[[ GIVEN INFORMATION, beginning ]]

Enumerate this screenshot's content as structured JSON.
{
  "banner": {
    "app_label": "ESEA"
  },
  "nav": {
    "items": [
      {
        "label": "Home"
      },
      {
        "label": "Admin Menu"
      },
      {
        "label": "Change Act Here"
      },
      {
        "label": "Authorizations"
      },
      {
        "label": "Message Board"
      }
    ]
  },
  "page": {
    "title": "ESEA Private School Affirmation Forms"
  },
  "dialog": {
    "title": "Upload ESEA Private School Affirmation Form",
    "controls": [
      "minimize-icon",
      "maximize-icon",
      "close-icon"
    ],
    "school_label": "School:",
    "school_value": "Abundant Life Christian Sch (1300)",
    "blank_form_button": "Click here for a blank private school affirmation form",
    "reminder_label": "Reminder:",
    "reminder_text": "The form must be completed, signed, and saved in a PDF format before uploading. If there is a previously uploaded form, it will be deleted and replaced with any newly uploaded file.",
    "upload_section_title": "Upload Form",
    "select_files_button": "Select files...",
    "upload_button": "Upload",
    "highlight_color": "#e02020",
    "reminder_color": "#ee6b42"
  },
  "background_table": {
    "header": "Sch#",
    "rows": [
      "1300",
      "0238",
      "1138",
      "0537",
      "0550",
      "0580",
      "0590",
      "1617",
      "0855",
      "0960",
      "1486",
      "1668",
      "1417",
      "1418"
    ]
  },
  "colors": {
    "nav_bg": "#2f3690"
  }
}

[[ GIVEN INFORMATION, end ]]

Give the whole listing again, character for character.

Enumerate this screenshot's content as structured JSON.
{
  "banner": {
    "app_label": "ESEA"
  },
  "nav": {
    "items": [
      {
        "label": "Home"
      },
      {
        "label": "Admin Menu"
      },
      {
        "label": "Change Act Here"
      },
      {
        "label": "Authorizations"
      },
      {
        "label": "Message Board"
      }
    ]
  },
  "page": {
    "title": "ESEA Private School Affirmation Forms"
  },
  "dialog": {
    "title": "Upload ESEA Private School Affirmation Form",
    "controls": [
      "minimize-icon",
      "maximize-icon",
      "close-icon"
    ],
    "school_label": "School:",
    "school_value": "Abundant Life Christian Sch (1300)",
    "blank_form_button": "Click here for a blank private school affirmation form",
    "reminder_label": "Reminder:",
    "reminder_text": "The form must be completed, signed, and saved in a PDF format before uploading. If there is a previously uploaded form, it will be deleted and replaced with any newly uploaded file.",
    "upload_section_title": "Upload Form",
    "select_files_button": "Select files...",
    "upload_button": "Upload",
    "highlight_color": "#e02020",
    "reminder_color": "#ee6b42"
  },
  "background_table": {
    "header": "Sch#",
    "rows": [
      "1300",
      "0238",
      "1138",
      "0537",
      "0550",
      "0580",
      "0590",
      "1617",
      "0855",
      "0960",
      "1486",
      "1668",
      "1417",
      "1418"
    ]
  },
  "colors": {
    "nav_bg": "#2f3690"
  }
}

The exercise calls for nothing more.